In Jean-Pierre v. Citizen Watch Company of America, Inc., 18-CV-0507, 2019 WL 5887479 (S.D.N.Y., 2019), the court – invoking the principle that Title VII of the Civil Rights Act of 1964 is not a “general civility code for the American workplace” – dismissed plaintiff’s discrimination claims.
It summarized the law in this regard:
In determining whether inappropriate comments in the workplace constitute an adverse employment action, courts “must ‘filter out complaints attacking the ‘ordinary tribulations of the workplace, such as the sporadic use of abusive language, gender-related jokes, and occasional teasing.’ ’ ” Burlington N. & Santa Fe Ry. Co. v. White, 548 U.S. 53, 68 (2006) (internal citation omitted). The emphasis on determining whether an employee has experienced material adversity reflects the importance of distinguishing “significant from trivial harms.” Id. Although the employment discrimination laws protect employees from conduct that materially affects their employment conditions, “Title VII [ ] does not set forth ‘a general civility code for the American workplace’ ” and is not meant to “immunize [an] employee from those petty slights or minor annoyances that often take place at work and that all employees experience.”
Applying the law, the court explained:
Here, Plaintiff describes two allegedly inappropriate interactions with Thumm.
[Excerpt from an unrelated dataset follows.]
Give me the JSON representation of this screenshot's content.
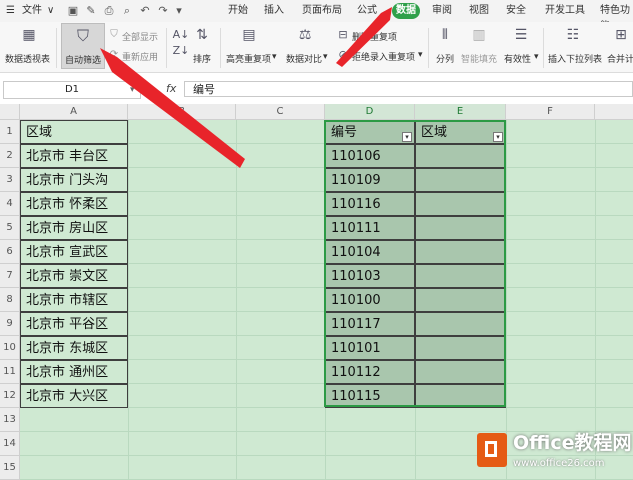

Although possibly inappropriate, they do not constitute adverse employment actions. First, Plaintiff alleges that Thumm “humiliated her in front of her colleagues by making a negative comment about her African-American hair texture.” Pl. Am. Mem. of Law at 4; Pl. Dep. at 278:23-280:16. Second, Plaintiff claims Thumm approached her at a work-related event and said, “I don’t know what you think you’re doing, but it’s not working.”7 Pl.’s 56.1 Resp. ¶ 97; Pl. Dep. at 287:8-287:12. Although these comments may have been inappropriate, actions or comments “that cause a plaintiff ‘embarrassment or anxiety’ are insufficient to qualify as an adverse action because such intangible consequences are not materially adverse alterations of employment conditions.” E.E.O.C. v. Bloomberg L.P., 967 F. Supp. 2d 816, 872–73 (S.D.N.Y. 2013) (quoting Miksic v. TD Ameritrade Holding Corp., No. 12-CV-1446, 2013 WL 1803956, at *3 (S.D.N.Y. Mar. 7, 2013)). Because Plaintiff has not proffered any evidence that these statements had a material impact on the condition of her employment, they do not constitute adverse employment actions. See Lee v. N. Y. State Dep’t of Health, Nos. 98-CV-5712 & 99-CV-4859, 2001 WL 34031217, at *1, 16 (S.D.N.Y. Apr. 23, 2001) (explaining that being yelled at and receiving unfair criticism do not rise to the level of adverse employment actions because they do not have a material impact on the terms and conditions of the plaintiff’s employment or affect any ultimate employment decisions).
The court rejected plaintiff’s argument that she was subjected to an adverse employment action in the form of profanity, noting decisions holding “repeatedly that alleged yelling and screaming do not amount to materially adverse changes” in the terms and conditions of employment.